Secondly, I'm thinking (feeling?) that the Gangster references must've been fresh in Rick's mind when he sat down to pen this one. Considering The Godfather was released in 1972, and it's sequel in 1974 - the mob was *in* so to speak. So was Rick trying to cash in on that? Or did he just watch a movie and felt the need to vent some more about this aforementioned chick? Hmmm....

On to the music. This definitely has a pretty good beat/rhythm to it. I find that my leg is usually bouncing, or at least my toe is tapping while this one is playing. So I crossed off "don't like the music" from my list of what it is that I don't like about this song.

So, it must be the lyrics then, right? Is it because this is "same shit, different song" that I go "eh" about this one? The typical lyrical content we are accustomed to seeing/hearing from Rick is there. "everything started fine and it looked like the seeds were sown" and "it satisfied your paranoia to think that I really needed you" Yep. Sounds like Springfield there. There ya go, it's not the words then. Crossed that one off the list also.

Now that I've gone completely in circles in a crazy attempt to really pick apart this song, I find I'm even more confused than when I started. So, to make myself even more wacko, I started thinking that this one could use a remake. If you take these lyrics, re-title it "Old Gangstas Never Die" and set it to a rap beat - Michelle P.

I get the impression that I am in the minority on this song, but I like it. 

Wrath/Anger is how I define this one on the Seven Sins scale. The whole gangster mentality is one of excessive violence, overkill, and tantrums turning bloody, so the idea of linking this with the sin of anger is not too far fetched in my mind.

I admit I like gangster films, the 20s, art deco – I love The Godfather, Goodfellas, Harlem Nights, flappers, and bad, illegal gin (kidding about the gin) – so it is almost a given that when you mix Rick with 20’s Gangster stuff I am gonna like it! But specifically, I like the following lyrics …

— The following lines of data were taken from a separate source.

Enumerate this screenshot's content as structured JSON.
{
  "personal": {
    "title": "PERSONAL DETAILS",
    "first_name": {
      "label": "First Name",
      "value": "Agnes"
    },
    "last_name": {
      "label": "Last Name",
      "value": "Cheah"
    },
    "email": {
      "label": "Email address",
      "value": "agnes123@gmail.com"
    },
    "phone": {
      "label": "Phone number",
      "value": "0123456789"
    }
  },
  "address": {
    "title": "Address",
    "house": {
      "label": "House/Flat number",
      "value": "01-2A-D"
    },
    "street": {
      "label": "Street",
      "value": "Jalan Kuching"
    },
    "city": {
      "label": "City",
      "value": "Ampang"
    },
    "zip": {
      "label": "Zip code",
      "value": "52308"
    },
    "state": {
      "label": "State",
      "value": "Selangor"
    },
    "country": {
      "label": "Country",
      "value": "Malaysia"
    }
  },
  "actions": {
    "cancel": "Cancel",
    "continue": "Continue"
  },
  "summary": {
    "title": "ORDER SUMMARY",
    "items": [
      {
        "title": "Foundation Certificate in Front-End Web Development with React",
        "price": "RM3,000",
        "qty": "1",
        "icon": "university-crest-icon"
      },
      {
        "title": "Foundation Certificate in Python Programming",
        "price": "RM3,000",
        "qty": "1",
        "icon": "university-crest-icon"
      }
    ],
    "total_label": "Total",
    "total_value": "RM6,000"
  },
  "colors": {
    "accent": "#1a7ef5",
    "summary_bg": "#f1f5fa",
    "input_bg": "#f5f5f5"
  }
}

“I had to leave or I’d have gone insane”…been there, done that, and I relate to that on a visceral level. Who hasn’t been in a situation where staying meant certain mental failure? I find myself shouting that line when it comes around ;-)

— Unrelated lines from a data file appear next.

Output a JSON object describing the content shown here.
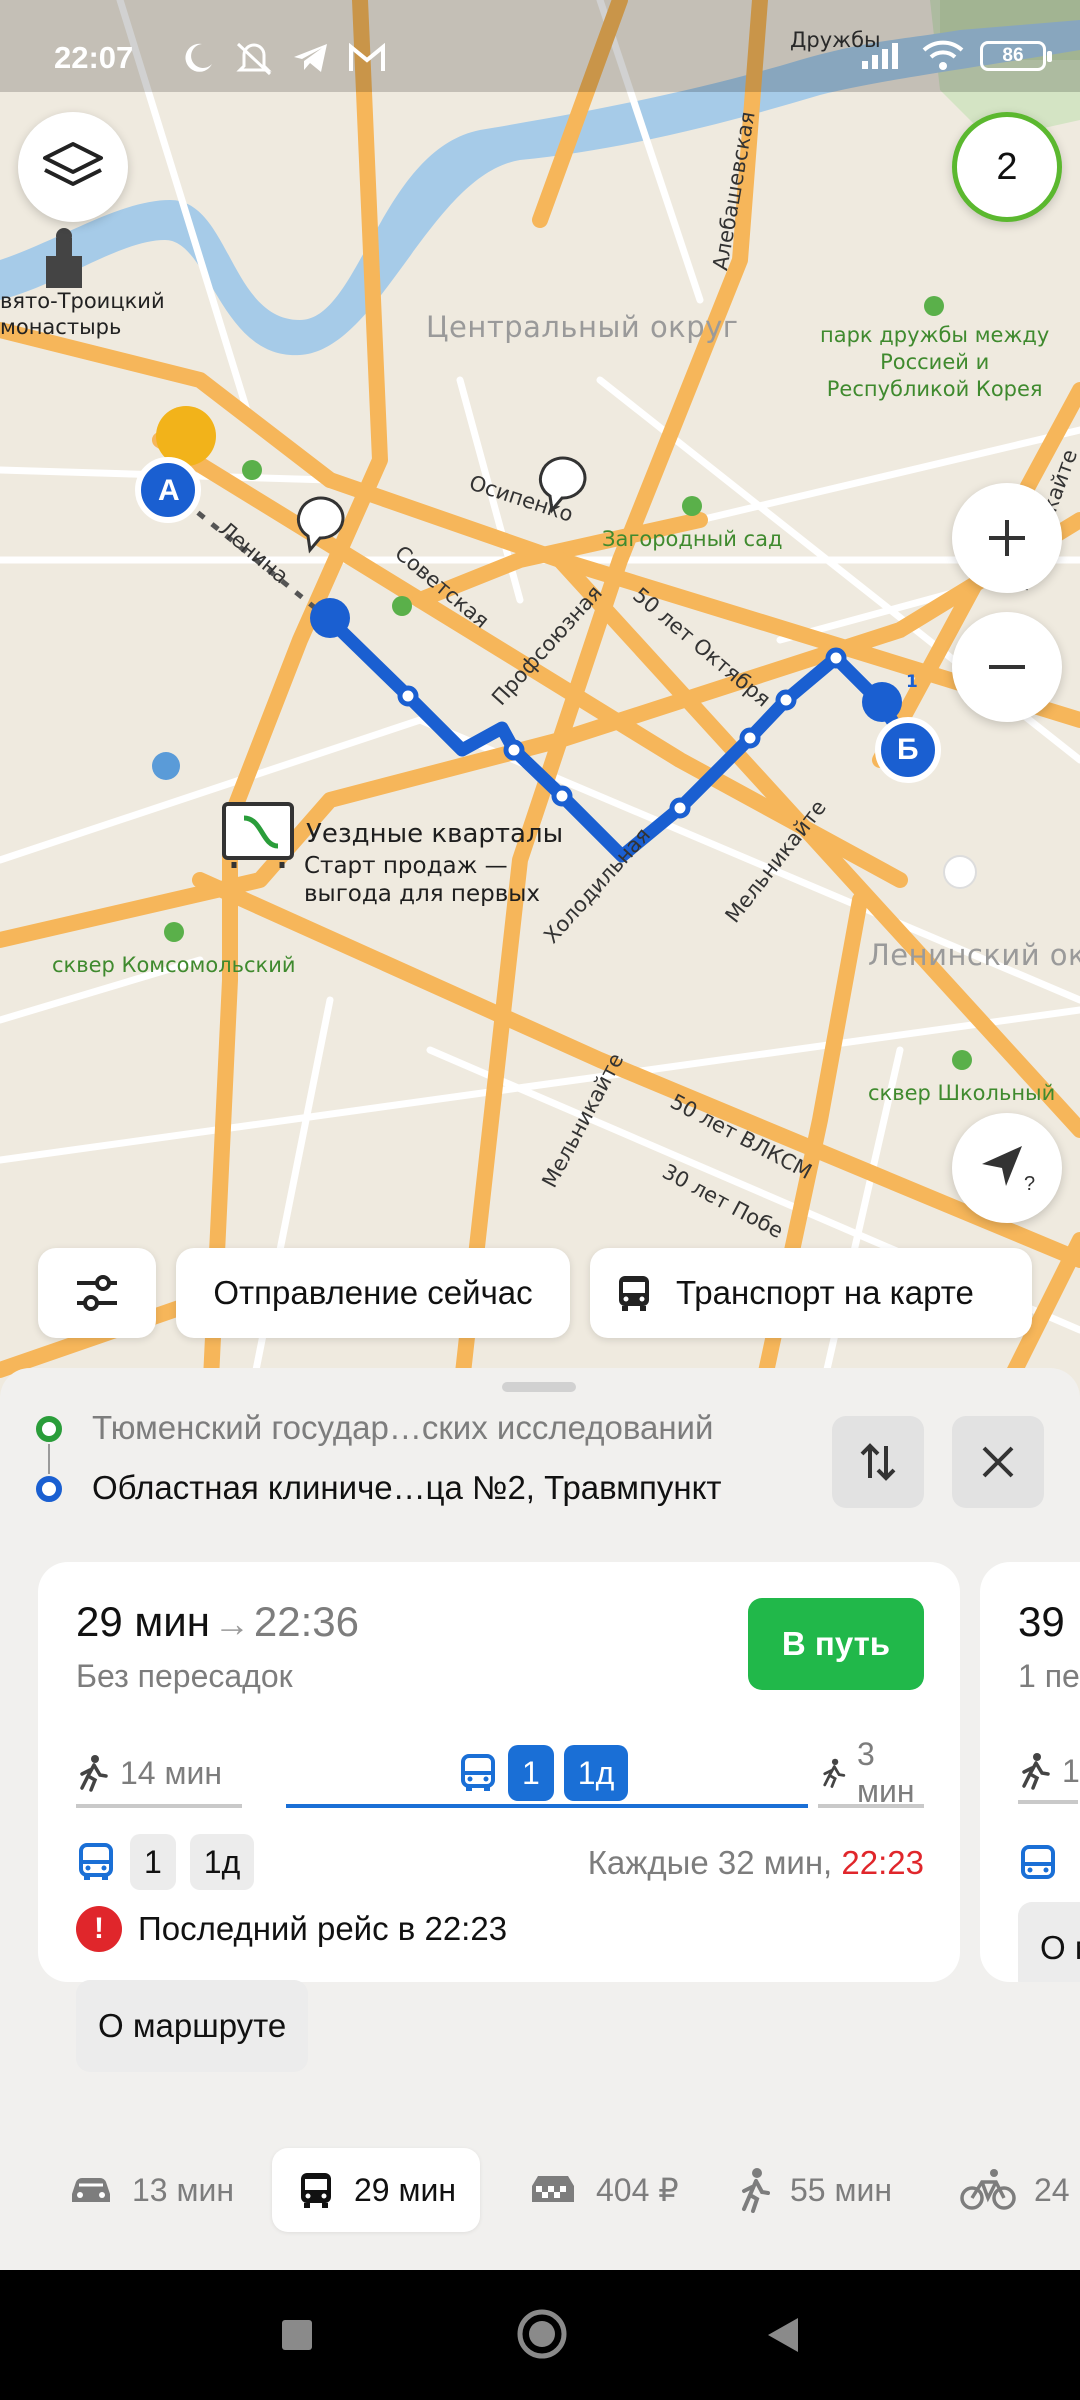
{
  "status_bar": {
    "time": "22:07",
    "battery": "86",
    "left_icons": [
      "moon-icon",
      "bell-off-icon",
      "telegram-icon",
      "gmail-icon"
    ],
    "right_icons": [
      "signal-icon",
      "wifi-icon",
      "battery-icon"
    ]
  },
  "map": {
    "district_labels": [
      "Центральный округ",
      "Ленинский окр"
    ],
    "park_labels": [
      "парк дружбы между\nРоссией и\nРеспубликой Корея",
      "Загородный сад",
      "сквер Комсомольский",
      "сквер Школьный"
    ],
    "poi": {
      "monastery": "вято-Троицкий\nмонастырь",
      "promo_title": "Уездные кварталы",
      "promo_text": "Старт продаж —\nвыгода для первых"
    },
    "streets": [
      "Дружбы",
      "Алебашевская",
      "Осипенко",
      "Ленина",
      "Советская",
      "Профсоюзная",
      "50 лет Октября",
      "Холодильная",
      "Мельникайте",
      "Мельникайте",
      "50 лет ВЛКСМ",
      "30 лет Побе",
      "Мельникайте"
    ],
    "marker_a": "А",
    "marker_b": "Б",
    "stop_badge": "1",
    "counter": "2",
    "colors": {
      "route": "#1a5fd1",
      "road": "#f6b65a",
      "water": "#a6cbe8",
      "park": "#3f8a2e"
    }
  },
  "chips": {
    "filter_icon": "sliders-icon",
    "departure": "Отправление сейчас",
    "transport": "Транспорт на карте"
  },
  "route": {
    "from": "Тюменский государ…ских исследований",
    "to": "Областная клиниче…ца №2, Травмпункт"
  },
  "card": {
    "duration": "29 мин",
    "arrow": "→",
    "arrival": "22:36",
    "transfers": "Без пересадок",
    "go_button": "В путь",
    "walk_start": "14 мин",
    "bus_routes": [
      "1",
      "1д"
    ],
    "walk_end": "3 мин",
    "frequency_prefix": "Каждые 32 мин, ",
    "last_departure": "22:23",
    "warning": "Последний рейс в 22:23",
    "warning_mark": "!",
    "about_button": "О маршруте"
  },
  "card_next": {
    "duration": "39",
    "transfers": "1 пе",
    "walk": "1",
    "about_fragment": "О м"
  },
  "modes": [
    {
      "icon": "car-icon",
      "label": "13 мин"
    },
    {
      "icon": "bus-icon",
      "label": "29 мин",
      "active": true
    },
    {
      "icon": "taxi-icon",
      "label": "404 ₽"
    },
    {
      "icon": "walk-icon",
      "label": "55 мин"
    },
    {
      "icon": "bike-icon",
      "label": "24"
    }
  ]
}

“It satisfied your paranoia to think that I really needed you.” I love this – it is such a polite way of saying, “Bite Me!” I love it when Rick hurls insults without bringing himself down to a childish level. And again, been there…Ever had a friend who made you feel as if they were doing you a big favor by being your friend…this just explains that phenomena so eloquently. 

“I’ve got to leave, you chill me to the marrow.” I LOVE THIS LINE. Okay – so using bodily fluids in a song without being filthy earns huge points in my book, so basically, on this song, he had me at marrow. But beyond that, I again connect with this. Recently I have seen things from people I trusted that literally made me shiver with revulsion – and that, I think, is what this line is all about. To me it is about looking at someone for the first time without the blinders on and finding the monster that you should have seen all along.

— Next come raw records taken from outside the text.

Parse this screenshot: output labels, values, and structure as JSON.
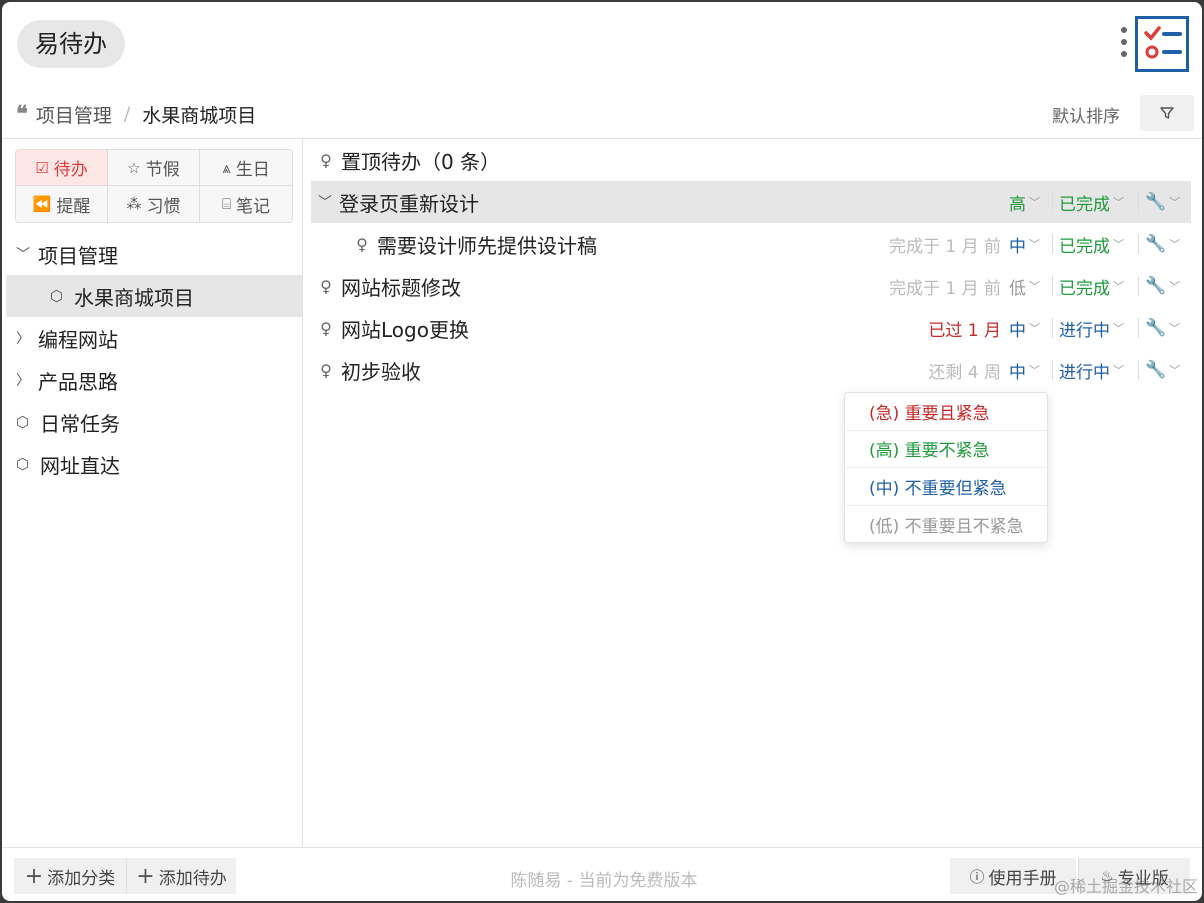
{
  "app": {
    "title": "易待办",
    "accent_color": "#e03b3b",
    "logo_color": "#1f5fa8"
  },
  "breadcrumb": {
    "items": [
      "项目管理",
      "水果商城项目"
    ],
    "separator": "/"
  },
  "toolbar": {
    "sort_label": "默认排序",
    "filter_icon": "filter-icon"
  },
  "categories": [
    {
      "label": "待办",
      "icon": "checkbox-icon",
      "glyph": "☑",
      "active": true
    },
    {
      "label": "节假",
      "icon": "star-icon",
      "glyph": "☆",
      "active": false
    },
    {
      "label": "生日",
      "icon": "person-icon",
      "glyph": "⩓",
      "active": false
    },
    {
      "label": "提醒",
      "icon": "rewind-icon",
      "glyph": "⏪",
      "active": false
    },
    {
      "label": "习惯",
      "icon": "habit-icon",
      "glyph": "⁂",
      "active": false
    },
    {
      "label": "笔记",
      "icon": "note-icon",
      "glyph": "⌸",
      "active": false
    }
  ],
  "tree": [
    {
      "label": "项目管理",
      "type": "folder",
      "expanded": true
    },
    {
      "label": "水果商城项目",
      "type": "project",
      "selected": true
    },
    {
      "label": "编程网站",
      "type": "folder",
      "expanded": false
    },
    {
      "label": "产品思路",
      "type": "folder",
      "expanded": false
    },
    {
      "label": "日常任务",
      "type": "project"
    },
    {
      "label": "网址直达",
      "type": "project"
    }
  ],
  "pinned": {
    "label": "置顶待办（0 条）"
  },
  "tasks": [
    {
      "title": "登录页重新设计",
      "time": "",
      "priority": "高",
      "status": "已完成",
      "group": true
    },
    {
      "title": "需要设计师先提供设计稿",
      "time": "完成于 1 月 前",
      "priority": "中",
      "status": "已完成",
      "sub": true
    },
    {
      "title": "网站标题修改",
      "time": "完成于 1 月 前",
      "priority": "低",
      "status": "已完成"
    },
    {
      "title": "网站Logo更换",
      "time": "已过  1 月",
      "priority": "中",
      "status": "进行中",
      "overdue": true
    },
    {
      "title": "初步验收",
      "time": "还剩  4 周",
      "priority": "中",
      "status": "进行中"
    }
  ],
  "priority_menu": [
    {
      "label": "(急) 重要且紧急",
      "level": "urgent"
    },
    {
      "label": "(高) 重要不紧急",
      "level": "high"
    },
    {
      "label": "(中) 不重要但紧急",
      "level": "mid"
    },
    {
      "label": "(低) 不重要且不紧急",
      "level": "low"
    }
  ],
  "footer": {
    "add_category": "添加分类",
    "add_todo": "添加待办",
    "note": "陈随易 - 当前为免费版本",
    "manual": "使用手册",
    "pro": "专业版",
    "watermark": "@稀土掘金技术社区"
  }
}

I really like, connect, enjoy, and appreciate this song. And, again, I confess, I think I’ll end up in hell if I keep liking it so much. It really puts me in touch with my own deadly sin of anger. The final line…”when you climbed down off your shelf, you blamed everyone except yourself…” I like that line TOO much, perhaps, as it makes me really want to bitch slap someone and then high five Rick – LOL!

This is absolutely one of my favorites on Wait for Night!!! Two thumbs up with brass knuckles and a Tommy gun! - Anna C.

I really don't like this song very much, but lyrically it is somewhat interesting.  He seems to be a little bitter over a relationship where he felt very used.
I find it interesting the way he uses some clichés, but does a twist on the more common saying - Old Gangsters never die as opposed to a zebra never changes it's stripe, or you can't teach a dog new tricks. Chilled me to the "marrow" instead of chilled me to the bone. And climbed down off your shelf, I've never heard it put that way, instead of high horse, or pedestal. I do think it was quite poetic to kind of keep the expression but change the word to make a little different in order to make it rhyme. - rlh